Return every line from the records below in which the word "JSON" is found.

===== DATA IN THIS EXERCISE

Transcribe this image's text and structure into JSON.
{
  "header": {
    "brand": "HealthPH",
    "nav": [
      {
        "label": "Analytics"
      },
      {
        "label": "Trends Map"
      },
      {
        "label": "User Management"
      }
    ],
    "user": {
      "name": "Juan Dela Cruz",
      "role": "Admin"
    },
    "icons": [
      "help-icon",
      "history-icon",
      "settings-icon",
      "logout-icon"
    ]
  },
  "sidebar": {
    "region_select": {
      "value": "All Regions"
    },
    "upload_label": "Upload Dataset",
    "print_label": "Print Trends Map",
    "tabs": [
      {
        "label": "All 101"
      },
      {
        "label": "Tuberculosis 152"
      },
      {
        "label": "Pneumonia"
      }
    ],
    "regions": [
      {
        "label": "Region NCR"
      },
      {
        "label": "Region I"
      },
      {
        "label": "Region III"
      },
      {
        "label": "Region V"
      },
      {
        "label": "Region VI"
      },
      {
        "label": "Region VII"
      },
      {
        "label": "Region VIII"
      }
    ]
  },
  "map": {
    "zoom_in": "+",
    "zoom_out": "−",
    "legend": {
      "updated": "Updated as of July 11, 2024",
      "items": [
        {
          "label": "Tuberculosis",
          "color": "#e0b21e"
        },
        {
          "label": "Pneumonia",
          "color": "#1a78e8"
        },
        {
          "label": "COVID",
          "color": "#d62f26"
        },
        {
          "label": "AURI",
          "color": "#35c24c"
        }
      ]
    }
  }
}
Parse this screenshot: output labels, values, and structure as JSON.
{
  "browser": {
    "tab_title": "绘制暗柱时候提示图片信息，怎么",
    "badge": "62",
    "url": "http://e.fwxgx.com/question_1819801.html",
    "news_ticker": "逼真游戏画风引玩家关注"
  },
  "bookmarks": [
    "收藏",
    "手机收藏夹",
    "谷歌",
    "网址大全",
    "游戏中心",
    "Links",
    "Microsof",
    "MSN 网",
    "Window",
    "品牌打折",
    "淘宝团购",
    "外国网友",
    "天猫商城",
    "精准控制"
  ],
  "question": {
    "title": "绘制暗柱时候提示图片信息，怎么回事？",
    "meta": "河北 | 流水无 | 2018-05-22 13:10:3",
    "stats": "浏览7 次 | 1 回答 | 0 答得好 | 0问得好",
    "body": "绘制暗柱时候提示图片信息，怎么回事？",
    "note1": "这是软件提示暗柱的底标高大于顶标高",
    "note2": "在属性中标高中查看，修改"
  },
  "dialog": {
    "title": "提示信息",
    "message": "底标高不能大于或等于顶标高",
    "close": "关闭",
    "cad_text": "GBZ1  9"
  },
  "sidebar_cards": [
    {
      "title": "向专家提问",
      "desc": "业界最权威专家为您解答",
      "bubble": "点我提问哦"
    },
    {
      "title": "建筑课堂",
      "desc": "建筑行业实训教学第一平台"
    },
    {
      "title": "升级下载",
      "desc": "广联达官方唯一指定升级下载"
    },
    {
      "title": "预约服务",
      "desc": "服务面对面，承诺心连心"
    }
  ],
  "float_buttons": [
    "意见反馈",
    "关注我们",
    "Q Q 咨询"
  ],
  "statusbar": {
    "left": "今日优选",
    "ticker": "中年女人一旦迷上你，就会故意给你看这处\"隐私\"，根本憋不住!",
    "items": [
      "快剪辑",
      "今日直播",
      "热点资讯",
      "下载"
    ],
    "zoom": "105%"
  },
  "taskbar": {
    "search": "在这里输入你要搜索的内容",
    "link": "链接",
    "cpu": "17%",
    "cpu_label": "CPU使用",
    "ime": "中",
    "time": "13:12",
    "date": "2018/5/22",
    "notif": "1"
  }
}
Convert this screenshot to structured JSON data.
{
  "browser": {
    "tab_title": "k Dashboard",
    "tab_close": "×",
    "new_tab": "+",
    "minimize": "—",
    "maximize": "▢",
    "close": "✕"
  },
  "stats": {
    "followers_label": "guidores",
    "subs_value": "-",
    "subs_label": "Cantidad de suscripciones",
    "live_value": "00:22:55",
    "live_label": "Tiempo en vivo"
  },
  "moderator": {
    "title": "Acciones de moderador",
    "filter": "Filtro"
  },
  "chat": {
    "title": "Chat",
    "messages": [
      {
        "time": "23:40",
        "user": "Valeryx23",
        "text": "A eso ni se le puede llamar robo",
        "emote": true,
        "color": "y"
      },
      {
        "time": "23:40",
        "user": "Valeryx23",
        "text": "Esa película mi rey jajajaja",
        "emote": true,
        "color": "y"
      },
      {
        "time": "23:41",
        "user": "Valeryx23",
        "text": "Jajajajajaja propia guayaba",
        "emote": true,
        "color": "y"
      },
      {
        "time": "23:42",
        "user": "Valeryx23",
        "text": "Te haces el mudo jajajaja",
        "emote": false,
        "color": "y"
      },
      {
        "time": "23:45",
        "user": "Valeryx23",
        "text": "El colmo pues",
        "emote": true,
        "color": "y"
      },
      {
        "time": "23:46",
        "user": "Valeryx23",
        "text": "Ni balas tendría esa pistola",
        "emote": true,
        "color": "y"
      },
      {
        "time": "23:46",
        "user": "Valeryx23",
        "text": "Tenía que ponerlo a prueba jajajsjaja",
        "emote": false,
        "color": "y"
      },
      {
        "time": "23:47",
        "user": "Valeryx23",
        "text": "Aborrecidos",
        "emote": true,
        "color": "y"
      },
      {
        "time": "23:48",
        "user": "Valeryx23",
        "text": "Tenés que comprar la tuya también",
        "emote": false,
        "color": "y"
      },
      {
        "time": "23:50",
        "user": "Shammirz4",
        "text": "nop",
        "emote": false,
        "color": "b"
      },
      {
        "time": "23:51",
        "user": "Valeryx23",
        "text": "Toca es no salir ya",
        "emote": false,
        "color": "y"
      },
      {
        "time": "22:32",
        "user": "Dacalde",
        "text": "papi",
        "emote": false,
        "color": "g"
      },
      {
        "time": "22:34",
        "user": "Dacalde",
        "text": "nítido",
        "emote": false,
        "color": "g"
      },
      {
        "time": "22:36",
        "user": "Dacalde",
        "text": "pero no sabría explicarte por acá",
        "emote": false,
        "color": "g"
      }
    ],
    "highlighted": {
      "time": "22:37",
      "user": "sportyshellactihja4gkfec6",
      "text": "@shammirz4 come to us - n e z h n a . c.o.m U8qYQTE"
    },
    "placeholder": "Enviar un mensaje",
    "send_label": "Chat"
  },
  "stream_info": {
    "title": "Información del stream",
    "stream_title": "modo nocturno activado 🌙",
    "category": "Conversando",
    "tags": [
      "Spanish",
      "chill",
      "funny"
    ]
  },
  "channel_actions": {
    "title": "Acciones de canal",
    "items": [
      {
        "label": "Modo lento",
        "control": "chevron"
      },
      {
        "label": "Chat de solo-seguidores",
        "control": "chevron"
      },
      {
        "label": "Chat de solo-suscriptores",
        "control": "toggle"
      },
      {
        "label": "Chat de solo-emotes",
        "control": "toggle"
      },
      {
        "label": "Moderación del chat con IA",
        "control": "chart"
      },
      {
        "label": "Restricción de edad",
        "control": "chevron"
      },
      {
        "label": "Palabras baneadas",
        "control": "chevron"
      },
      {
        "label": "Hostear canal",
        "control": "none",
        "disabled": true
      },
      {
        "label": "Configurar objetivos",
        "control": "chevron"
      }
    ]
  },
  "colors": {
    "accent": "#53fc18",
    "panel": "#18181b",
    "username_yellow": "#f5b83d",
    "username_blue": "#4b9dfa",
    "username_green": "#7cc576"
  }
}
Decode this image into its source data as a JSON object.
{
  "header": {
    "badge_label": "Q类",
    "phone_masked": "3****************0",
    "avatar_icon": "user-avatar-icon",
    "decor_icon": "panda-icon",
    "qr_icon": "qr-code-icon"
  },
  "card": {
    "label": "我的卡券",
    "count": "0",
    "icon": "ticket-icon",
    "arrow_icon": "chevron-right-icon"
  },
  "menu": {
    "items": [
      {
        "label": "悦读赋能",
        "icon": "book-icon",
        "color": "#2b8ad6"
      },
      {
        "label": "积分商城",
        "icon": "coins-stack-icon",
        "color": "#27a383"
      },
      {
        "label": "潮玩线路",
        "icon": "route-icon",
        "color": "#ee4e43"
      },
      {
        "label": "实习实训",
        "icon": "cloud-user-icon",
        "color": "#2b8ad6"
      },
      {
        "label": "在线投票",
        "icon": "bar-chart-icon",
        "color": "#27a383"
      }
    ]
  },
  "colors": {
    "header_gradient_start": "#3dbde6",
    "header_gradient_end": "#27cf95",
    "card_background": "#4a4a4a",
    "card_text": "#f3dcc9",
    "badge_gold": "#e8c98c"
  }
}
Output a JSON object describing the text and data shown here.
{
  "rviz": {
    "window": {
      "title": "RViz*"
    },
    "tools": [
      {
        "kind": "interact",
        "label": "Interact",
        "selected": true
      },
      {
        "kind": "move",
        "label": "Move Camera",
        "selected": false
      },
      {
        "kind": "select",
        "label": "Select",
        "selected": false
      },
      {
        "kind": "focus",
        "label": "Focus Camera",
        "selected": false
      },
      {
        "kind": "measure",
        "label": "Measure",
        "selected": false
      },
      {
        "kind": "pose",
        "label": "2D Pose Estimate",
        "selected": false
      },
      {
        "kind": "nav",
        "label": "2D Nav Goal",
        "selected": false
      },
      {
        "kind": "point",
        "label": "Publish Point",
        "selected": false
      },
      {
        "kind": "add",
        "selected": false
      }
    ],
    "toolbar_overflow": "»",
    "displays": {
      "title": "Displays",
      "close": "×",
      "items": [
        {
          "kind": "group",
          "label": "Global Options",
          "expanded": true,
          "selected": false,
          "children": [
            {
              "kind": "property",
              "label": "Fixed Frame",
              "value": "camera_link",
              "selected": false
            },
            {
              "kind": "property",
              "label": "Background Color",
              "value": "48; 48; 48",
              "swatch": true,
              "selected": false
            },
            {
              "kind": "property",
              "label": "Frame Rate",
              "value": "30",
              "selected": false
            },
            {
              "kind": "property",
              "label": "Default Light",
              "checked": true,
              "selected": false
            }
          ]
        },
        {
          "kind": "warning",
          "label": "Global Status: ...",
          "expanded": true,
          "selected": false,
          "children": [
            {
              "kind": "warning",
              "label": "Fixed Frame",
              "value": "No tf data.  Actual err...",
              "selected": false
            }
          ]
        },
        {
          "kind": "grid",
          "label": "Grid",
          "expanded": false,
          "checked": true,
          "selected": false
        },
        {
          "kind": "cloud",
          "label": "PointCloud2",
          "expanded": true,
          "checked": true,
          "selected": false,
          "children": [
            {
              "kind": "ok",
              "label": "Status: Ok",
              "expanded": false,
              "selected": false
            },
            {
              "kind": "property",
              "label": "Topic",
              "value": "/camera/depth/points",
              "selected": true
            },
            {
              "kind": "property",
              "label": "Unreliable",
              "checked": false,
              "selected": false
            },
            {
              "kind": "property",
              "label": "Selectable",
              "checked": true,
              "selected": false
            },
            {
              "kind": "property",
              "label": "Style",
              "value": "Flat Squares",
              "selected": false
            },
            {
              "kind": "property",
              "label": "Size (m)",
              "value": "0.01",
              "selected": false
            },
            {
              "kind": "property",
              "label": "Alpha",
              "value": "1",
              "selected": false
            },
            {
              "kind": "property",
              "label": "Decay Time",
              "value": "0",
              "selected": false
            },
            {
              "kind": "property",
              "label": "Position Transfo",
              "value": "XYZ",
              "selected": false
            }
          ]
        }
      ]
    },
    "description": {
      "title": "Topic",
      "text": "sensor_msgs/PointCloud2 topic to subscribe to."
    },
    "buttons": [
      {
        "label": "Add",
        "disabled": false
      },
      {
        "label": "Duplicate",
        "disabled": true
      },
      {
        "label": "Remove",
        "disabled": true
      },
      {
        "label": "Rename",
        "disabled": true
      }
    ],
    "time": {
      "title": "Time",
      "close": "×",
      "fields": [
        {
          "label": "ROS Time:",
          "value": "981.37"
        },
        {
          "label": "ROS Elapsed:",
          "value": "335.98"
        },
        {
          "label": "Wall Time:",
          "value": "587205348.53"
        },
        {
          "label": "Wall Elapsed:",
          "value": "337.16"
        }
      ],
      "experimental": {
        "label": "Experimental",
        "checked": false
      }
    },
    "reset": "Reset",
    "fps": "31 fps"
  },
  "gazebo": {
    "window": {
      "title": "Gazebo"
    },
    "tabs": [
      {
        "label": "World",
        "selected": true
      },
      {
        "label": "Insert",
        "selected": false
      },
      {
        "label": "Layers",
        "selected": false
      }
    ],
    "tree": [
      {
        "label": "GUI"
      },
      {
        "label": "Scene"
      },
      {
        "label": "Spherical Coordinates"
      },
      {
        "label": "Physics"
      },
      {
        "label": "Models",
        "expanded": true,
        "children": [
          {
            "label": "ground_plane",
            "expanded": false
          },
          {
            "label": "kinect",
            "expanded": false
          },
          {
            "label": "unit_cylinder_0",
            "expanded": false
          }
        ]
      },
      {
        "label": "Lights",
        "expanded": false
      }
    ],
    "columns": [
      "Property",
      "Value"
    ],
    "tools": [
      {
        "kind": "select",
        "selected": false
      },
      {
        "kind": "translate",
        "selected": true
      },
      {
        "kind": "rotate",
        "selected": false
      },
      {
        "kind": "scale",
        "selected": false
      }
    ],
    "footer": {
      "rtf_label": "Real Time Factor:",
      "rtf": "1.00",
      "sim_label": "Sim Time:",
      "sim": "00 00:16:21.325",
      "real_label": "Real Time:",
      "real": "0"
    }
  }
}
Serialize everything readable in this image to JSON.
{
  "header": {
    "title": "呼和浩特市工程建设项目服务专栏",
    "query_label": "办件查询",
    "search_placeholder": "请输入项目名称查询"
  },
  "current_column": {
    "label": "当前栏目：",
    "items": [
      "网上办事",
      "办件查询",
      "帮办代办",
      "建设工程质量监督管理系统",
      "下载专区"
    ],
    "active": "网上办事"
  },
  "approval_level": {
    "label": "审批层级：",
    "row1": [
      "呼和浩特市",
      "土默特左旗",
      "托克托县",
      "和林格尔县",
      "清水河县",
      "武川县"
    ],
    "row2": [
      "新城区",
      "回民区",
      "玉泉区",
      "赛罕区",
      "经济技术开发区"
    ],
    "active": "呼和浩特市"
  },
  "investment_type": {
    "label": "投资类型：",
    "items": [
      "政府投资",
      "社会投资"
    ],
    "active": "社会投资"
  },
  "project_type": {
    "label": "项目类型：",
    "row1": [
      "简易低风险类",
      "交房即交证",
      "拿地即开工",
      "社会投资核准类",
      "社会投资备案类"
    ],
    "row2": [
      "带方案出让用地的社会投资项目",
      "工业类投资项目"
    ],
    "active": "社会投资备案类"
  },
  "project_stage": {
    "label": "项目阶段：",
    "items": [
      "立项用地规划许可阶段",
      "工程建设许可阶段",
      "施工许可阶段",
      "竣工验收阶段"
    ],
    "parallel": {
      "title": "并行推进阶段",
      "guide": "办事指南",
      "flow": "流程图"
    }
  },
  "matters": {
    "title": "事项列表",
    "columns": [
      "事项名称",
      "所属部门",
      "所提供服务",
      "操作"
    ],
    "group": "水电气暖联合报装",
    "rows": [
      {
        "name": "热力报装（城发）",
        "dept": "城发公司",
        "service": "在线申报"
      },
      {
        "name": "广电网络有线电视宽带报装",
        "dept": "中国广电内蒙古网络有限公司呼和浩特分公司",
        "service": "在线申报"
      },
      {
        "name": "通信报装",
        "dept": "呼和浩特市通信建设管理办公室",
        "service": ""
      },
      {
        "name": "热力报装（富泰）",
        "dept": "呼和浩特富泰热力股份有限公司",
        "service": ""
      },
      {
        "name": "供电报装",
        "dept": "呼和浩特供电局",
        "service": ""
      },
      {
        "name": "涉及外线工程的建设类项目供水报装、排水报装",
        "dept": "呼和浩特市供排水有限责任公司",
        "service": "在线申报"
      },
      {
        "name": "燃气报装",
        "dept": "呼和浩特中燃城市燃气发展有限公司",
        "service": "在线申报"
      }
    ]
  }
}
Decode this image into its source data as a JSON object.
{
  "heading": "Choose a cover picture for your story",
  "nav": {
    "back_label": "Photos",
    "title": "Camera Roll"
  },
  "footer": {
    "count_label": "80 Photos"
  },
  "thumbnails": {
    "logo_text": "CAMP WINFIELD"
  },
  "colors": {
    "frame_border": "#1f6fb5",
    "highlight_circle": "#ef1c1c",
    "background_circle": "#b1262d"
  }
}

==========

THE COMPLETED TASK:
Transcribe this image's text and structure into JSON.
Parse this screenshot: output labels, values, and structure as JSON.
Convert this screenshot to structured JSON data.
Decode this image into its source data as a JSON object.
Output a JSON object describing the text and data shown here.
Serialize everything readable in this image to JSON.
Decode this image into its source data as a JSON object.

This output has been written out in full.